Is there a way to extract enzymes from plant sources without damaging their structure or functionality?

Are there specific plant species that are more suitable for enzyme extraction than others?

Yes, there are methods available to extract enzymes from plant sources without damaging their structure or functionality. One common approach is the use of gentle extraction techniques such as cold pressing or low-temperature extraction, which help preserve the integrity of the enzymes. Additionally, the use of non-denaturing solvents and buffers that maintain the appropriate pH and temperature conditions during extraction can also minimize damage to the enzymes. These methods allow for the extraction of enzymes in their native form, ensuring their functionality is maintained for various applications in industries such as food, pharmaceuticals, and biotechnology.

Can we extract multiple enzymes simultaneously from a single plant source?

What is the most efficient and cost-effective method for large-scale extraction of enzymes from plant sources?

The most efficient and cost-effective method for large-scale extraction of enzymes from plant sources is by utilizing a combination of mechanical disruption methods, such as grinding or homogenization, followed by an enzymatic extraction process. This involves treating the plant material with specific enzymes that can break down the cell walls and release the desired enzymes. The enzymatic extraction method reduces the need for harsh chemicals and high temperatures, resulting in less damage to the enzymes and higher yield. Additionally, by optimizing the process parameters, such as enzyme concentration, pH, and temperature, it is possible to enhance the extraction efficiency and reduce production costs.

Are there any potential side effects or contaminants associated with using plant-based enzymes?

There may be potential side effects or contaminants associated with using plant-based enzymes, as with any other substance. However, the risk of contamination is generally low if the enzymes are obtained from reputable sources that follow strict quality control measures. Some individuals may also experience allergic reactions or digestive issues when consuming plant-based enzymes, although these cases are relatively rare. It is always recommended to consult with a healthcare professional before incorporating any new supplements or enzymes into your diet.

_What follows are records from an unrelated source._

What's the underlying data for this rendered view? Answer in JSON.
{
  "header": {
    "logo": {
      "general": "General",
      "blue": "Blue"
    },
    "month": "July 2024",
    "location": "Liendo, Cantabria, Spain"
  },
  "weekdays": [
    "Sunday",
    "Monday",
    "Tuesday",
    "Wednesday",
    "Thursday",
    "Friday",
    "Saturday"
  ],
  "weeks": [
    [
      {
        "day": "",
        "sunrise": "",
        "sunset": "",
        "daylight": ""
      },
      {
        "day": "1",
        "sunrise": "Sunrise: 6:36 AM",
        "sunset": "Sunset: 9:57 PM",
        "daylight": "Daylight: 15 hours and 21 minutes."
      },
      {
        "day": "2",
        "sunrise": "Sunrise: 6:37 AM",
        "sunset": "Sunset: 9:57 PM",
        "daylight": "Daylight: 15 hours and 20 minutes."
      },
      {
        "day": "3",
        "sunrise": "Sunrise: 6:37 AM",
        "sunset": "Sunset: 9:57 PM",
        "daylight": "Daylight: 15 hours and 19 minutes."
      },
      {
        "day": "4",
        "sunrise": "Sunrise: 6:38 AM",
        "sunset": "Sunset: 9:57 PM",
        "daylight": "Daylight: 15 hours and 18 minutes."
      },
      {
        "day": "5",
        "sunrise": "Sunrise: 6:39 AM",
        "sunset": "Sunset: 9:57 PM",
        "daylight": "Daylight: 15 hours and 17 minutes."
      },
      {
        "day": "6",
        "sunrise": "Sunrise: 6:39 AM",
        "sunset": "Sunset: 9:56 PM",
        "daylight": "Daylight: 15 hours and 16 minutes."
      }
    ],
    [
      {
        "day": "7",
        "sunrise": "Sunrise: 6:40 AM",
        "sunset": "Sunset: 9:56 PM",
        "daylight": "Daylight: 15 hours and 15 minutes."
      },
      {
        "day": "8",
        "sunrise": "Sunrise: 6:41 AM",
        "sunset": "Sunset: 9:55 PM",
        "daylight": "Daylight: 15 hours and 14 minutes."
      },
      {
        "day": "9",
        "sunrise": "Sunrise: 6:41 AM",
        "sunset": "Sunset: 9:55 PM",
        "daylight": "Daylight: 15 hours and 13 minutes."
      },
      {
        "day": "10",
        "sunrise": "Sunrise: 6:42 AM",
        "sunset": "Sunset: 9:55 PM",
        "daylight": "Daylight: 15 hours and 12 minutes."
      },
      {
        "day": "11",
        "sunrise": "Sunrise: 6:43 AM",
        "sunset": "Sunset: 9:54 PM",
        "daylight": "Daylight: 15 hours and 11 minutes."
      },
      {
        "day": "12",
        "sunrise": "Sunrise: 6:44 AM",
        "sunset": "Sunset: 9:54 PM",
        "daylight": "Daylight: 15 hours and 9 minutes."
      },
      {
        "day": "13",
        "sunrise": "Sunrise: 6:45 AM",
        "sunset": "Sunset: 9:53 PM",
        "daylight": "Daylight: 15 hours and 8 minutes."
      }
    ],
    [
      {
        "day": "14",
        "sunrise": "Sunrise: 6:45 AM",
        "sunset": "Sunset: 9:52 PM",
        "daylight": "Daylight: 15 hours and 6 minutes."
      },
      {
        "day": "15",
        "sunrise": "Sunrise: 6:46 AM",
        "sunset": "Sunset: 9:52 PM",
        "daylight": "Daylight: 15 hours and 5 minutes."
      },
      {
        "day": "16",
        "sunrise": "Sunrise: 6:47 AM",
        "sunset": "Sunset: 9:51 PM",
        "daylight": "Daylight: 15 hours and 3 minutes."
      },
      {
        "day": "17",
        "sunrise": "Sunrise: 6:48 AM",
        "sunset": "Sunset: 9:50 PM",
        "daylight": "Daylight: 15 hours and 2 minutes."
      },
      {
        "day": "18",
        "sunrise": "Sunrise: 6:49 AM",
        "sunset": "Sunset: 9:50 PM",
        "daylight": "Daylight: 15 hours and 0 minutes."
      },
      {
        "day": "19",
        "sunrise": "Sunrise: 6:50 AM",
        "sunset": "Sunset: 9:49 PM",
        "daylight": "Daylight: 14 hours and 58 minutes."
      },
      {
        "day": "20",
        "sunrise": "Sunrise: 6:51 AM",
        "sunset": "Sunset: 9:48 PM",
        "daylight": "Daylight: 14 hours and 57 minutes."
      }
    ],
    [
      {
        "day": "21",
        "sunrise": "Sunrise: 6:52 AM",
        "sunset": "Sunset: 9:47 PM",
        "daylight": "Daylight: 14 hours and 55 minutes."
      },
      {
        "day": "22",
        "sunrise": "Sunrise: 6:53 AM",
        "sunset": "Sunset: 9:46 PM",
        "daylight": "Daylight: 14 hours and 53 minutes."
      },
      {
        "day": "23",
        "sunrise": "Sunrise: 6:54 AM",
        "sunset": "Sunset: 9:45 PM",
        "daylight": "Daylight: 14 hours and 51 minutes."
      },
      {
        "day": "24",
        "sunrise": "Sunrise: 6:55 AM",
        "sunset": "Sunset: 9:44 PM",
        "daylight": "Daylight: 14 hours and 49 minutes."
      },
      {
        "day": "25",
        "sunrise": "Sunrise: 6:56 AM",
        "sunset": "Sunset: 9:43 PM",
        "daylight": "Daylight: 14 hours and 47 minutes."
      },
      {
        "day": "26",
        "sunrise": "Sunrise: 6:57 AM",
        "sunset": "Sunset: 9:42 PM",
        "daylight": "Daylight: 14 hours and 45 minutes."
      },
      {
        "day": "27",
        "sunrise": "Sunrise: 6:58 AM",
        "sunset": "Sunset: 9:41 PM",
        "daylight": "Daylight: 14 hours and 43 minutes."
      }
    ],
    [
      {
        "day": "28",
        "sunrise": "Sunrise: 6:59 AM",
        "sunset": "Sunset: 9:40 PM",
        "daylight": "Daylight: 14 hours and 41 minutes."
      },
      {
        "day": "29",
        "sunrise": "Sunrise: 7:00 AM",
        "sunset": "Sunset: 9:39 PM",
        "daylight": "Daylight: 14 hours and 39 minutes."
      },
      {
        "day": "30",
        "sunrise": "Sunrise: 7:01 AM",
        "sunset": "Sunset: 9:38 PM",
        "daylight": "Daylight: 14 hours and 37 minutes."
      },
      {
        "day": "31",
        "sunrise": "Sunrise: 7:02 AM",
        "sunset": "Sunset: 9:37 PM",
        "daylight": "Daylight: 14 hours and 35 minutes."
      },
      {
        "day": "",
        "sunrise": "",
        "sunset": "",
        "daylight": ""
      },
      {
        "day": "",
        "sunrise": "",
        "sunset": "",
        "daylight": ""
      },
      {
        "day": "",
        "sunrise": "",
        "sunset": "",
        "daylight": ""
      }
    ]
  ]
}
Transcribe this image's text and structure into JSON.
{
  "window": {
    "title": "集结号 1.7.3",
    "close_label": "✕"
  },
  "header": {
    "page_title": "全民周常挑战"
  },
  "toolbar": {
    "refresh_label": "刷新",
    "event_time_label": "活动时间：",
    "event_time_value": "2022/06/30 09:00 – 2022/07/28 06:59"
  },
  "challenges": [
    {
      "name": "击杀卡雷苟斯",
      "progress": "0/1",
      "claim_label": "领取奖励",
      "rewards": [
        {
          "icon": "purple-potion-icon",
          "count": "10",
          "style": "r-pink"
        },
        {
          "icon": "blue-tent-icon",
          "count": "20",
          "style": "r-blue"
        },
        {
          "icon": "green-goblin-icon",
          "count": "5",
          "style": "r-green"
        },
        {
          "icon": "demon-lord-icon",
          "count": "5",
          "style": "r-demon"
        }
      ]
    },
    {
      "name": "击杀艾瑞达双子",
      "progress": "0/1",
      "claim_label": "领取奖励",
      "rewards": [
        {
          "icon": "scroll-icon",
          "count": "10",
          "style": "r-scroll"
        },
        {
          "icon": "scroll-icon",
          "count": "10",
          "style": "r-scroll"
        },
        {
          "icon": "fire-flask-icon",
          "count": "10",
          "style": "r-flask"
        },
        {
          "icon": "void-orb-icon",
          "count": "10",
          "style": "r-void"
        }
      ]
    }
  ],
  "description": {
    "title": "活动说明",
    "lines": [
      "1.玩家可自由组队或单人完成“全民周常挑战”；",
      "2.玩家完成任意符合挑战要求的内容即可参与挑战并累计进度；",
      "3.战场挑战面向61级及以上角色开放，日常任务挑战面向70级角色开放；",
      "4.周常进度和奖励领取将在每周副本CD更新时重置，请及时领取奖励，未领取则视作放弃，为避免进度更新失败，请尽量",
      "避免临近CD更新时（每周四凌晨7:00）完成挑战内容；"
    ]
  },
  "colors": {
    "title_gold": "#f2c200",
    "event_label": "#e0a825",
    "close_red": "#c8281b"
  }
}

Is there a way to extract enzymes from plant sources without damaging their structure or functionality?
Can we manipulate plant gene expression to increase the production of specific enzymes for extraction purposes?
What is the most efficient and cost-effective method for large-scale extraction of enzymes from plant sources?

Yes, it is possible to manipulate plant gene expression to increase the production of specific enzymes for extraction purposes. This can be achieved through techniques such as genetic engineering and gene editing, where targeted genes involved in enzyme synthesis can be manipulated to enhance their expression levels. By increasing the production of specific enzymes, plants can be engineered to produce higher yields of desired compounds or substances, which can then be extracted for various industrial or pharmaceutical purposes.

Extraction of Enzyme from Plant Source: A Comprehensive Study

In conclusion, the extraction of enzymes from plant sources offers a promising and sustainable approach for obtaining valuable biocatalysts. This method not only harnesses the natural abundance of plant materials but also provides a cost-effective and environmentally friendly alternative to conventional enzyme production methods. With advancements in extraction techniques, such as ultrasound-assisted extraction or enzyme immobilization, higher enzyme yields and improved enzyme stability can be achieved. Furthermore, the wide range of plant species available allows for the exploration of diverse enzyme activities and characteristics. Overall, the extraction of enzymes from plant sources holds great potential for various industrial applications, ranging from food processing to pharmaceutical and biofuel production.

Are there any potential side effects or contaminants associated with using plant-based enzymes?